Showers will not be as heavy for the rest of the evening and overnight; most spots will get less than a quarter-inch of rain through Friday morning, and there is actually a decent warm-up coming as the sky clears Friday afternoon!
A nice warm-up is also coming for the weekend: highs in the 70s with some sunshine. We’ve got all of the forecast info posted (in detail) at WHNT.com/Weather.
Drier, warmer weather comes in this weekend thanks to a strong area of high pressure northeast of the Tennessee Valley. By the middle of next week, that same high will be in a position to push warm, humid air from the Gulf of Mexico north across the entire region. That warm, humid low-level air sets the stage for what looks like a multi-day severe weather threat from the Plains to the East Coast.
Please read and understand the following statement before you go on to the rest of this blog post:
At more than five days in the future, details are sketchy. There is no way for us to be certain how significant a particular thunderstorm could be, but we do see an environment that looks like it will be ripe for severe thunderstorm development. Seeing an environment is much different than tracking individual severe thunderstorms; in other words, I cannot possibly tell you if a particular town, county, region of a state or other geographical/geopolitical area will get hit with something severe.
The following pictures are general outlines of where severe storms could occur if conditions come together next week; this is NOT an outlook from the Storm Prediction Center. There are no statistics involved here; it’s based primarily on the morning run of the GFS model. The GFS has been very consistent with this system’s intensity and timing over the past two days, so it is currently the model of choice.
Here’s a quick model comparison between the morning GFS and morning ECMWF:
The ECMWF is slower and less intense with the entire system, but it still sets up at least a low-end severe weather threat for the Tennessee Valley in the Thursday/Friday time frame. The GFS is faster and much more dynamic; if the GFS stays the course and ends up being the more-correct model, it could get ugly over a broad area.
One big reason the GFS is the model of choice right now is that the ensemble guidance puts the greatest instability (greater than 700 J/kg of CAPE) in the Tennessee Valley late Wednesday night through Thursday. That coincides well with the operational (pictured above) timing and intensity of the system. In fact, the operational puts CAPE up in the 1000-1500 J/kg range by Thursday morning. That’s more than sufficient for strong storms.
IMPORTANT THINGS TO REMEMBER:
This is something that is a long way off in the distance, and our forecast will almost certainly need to be adjusted.
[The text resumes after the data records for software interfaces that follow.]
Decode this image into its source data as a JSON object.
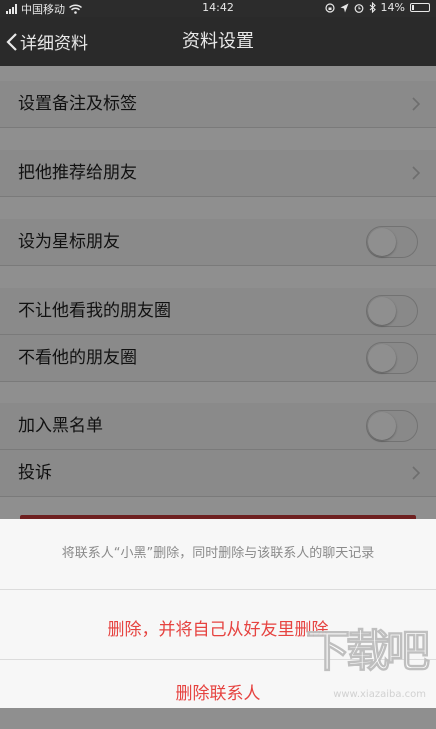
{
  "status_bar": {
    "carrier": "中国移动",
    "time": "14:42",
    "battery": "14%",
    "battery_level": 0.14
  },
  "nav": {
    "back_label": "详细资料",
    "title": "资料设置"
  },
  "settings": {
    "remark_label": "设置备注及标签",
    "recommend_label": "把他推荐给朋友",
    "star_label": "设为星标朋友",
    "star_on": false,
    "hide_moments_label": "不让他看我的朋友圈",
    "hide_moments_on": false,
    "ignore_moments_label": "不看他的朋友圈",
    "ignore_moments_on": false,
    "blacklist_label": "加入黑名单",
    "blacklist_on": false,
    "report_label": "投诉"
  },
  "action_sheet": {
    "message": "将联系人“小黑”删除，同时删除与该联系人的聊天记录",
    "delete_both_label": "删除，并将自己从好友里删除",
    "delete_label": "删除联系人",
    "destructive_color": "#e64340"
  },
  "watermark": {
    "text": "下载吧",
    "url": "www.xiazaiba.com"
  }
}
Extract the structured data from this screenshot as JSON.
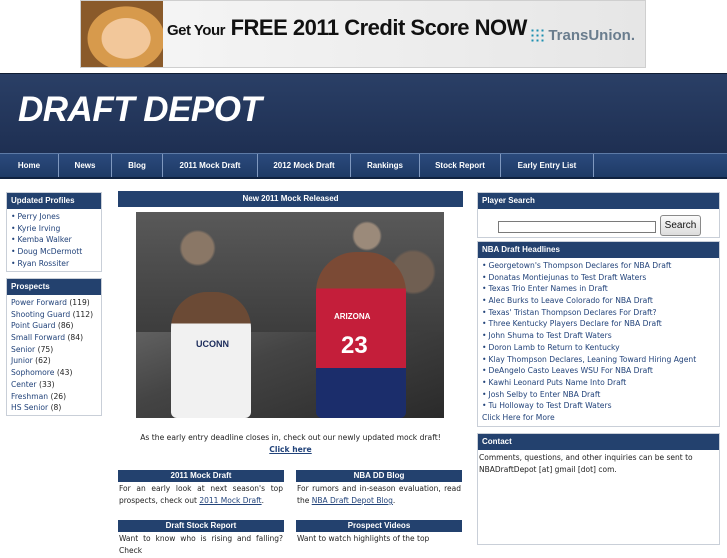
{
  "ad": {
    "prefix": "Get Your",
    "headline": "FREE 2011 Credit Score NOW",
    "brand": "TransUnion."
  },
  "site": {
    "logo": "DRAFT DEPOT"
  },
  "nav": [
    "Home",
    "News",
    "Blog",
    "2011 Mock Draft",
    "2012 Mock Draft",
    "Rankings",
    "Stock Report",
    "Early Entry List"
  ],
  "updated_profiles": {
    "title": "Updated Profiles",
    "items": [
      "Perry Jones",
      "Kyrie Irving",
      "Kemba Walker",
      "Doug McDermott",
      "Ryan Rossiter"
    ]
  },
  "prospects": {
    "title": "Prospects",
    "items": [
      {
        "label": "Power Forward",
        "count": "(119)"
      },
      {
        "label": "Shooting Guard",
        "count": "(112)"
      },
      {
        "label": "Point Guard",
        "count": "(86)"
      },
      {
        "label": "Small Forward",
        "count": "(84)"
      },
      {
        "label": "Senior",
        "count": "(75)"
      },
      {
        "label": "Junior",
        "count": "(62)"
      },
      {
        "label": "Sophomore",
        "count": "(43)"
      },
      {
        "label": "Center",
        "count": "(33)"
      },
      {
        "label": "Freshman",
        "count": "(26)"
      },
      {
        "label": "HS Senior",
        "count": "(8)"
      }
    ]
  },
  "main": {
    "title": "New 2011 Mock Released",
    "photo": {
      "jersey_number": "23",
      "jersey_text": "ARIZONA",
      "opponent_text": "UCONN"
    },
    "caption": "As the early entry deadline closes in, check out our newly updated mock draft!",
    "click_here": "Click here"
  },
  "sub_boxes": {
    "mock": {
      "title": "2011 Mock Draft",
      "text": "For an early look at next season's top prospects, check out",
      "link": "2011 Mock Draft",
      "after": "."
    },
    "blog": {
      "title": "NBA DD Blog",
      "text": "For rumors and in-season evaluation, read the",
      "link": "NBA Draft Depot Blog",
      "after": "."
    },
    "stock": {
      "title": "Draft Stock Report",
      "text": "Want to know who is rising and falling? Check"
    },
    "videos": {
      "title": "Prospect Videos",
      "text": "Want to watch highlights of the top"
    }
  },
  "player_search": {
    "title": "Player Search",
    "button": "Search",
    "placeholder": ""
  },
  "headlines": {
    "title": "NBA Draft Headlines",
    "items": [
      "Georgetown's Thompson Declares for NBA Draft",
      "Donatas Montiejunas to Test Draft Waters",
      "Texas Trio Enter Names in Draft",
      "Alec Burks to Leave Colorado for NBA Draft",
      "Texas' Tristan Thompson Declares For Draft?",
      "Three Kentucky Players Declare for NBA Draft",
      "John Shuma to Test Draft Waters",
      "Doron Lamb to Return to Kentucky",
      "Klay Thompson Declares, Leaning Toward Hiring Agent",
      "DeAngelo Casto Leaves WSU For NBA Draft",
      "Kawhi Leonard Puts Name Into Draft",
      "Josh Selby to Enter NBA Draft",
      "Tu Holloway to Test Draft Waters"
    ],
    "more": "Click Here for More"
  },
  "contact": {
    "title": "Contact",
    "text": "Comments, questions, and other inquiries can be sent to NBADraftDepot [at] gmail [dot] com."
  }
}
It could be adjusted to a simple rain event, or it could ramp up to something ugly. We just aren’t able to see the details this far in advance.
When it comes to thunderstorms, take these forecasts for what they are: a heads-up. The real statements you need to listen for are WATCHES and WARNINGS. Watches are issued for several hours over large parts of states; they are only posted when severe storms are possible within a 6 to 12 hour time frame.
Warnings are posted for small parts of counties when severe storms are impacting them in the immediate future (less than one hour).
None of that is on the table yet; the only thing you need to do now is make sure you’re aware of how quickly the weather could get out of hand next week if everything comes together. Don’t spend this beautiful weekend that is coming up worrying yourself sick over this; just check in with us from time to time and see how things are shaping up.
Like I said earlier, it could turn out to be what some call a “bust” with no severe weather at all, but it’s something we are going to keep watching closely over the next few days.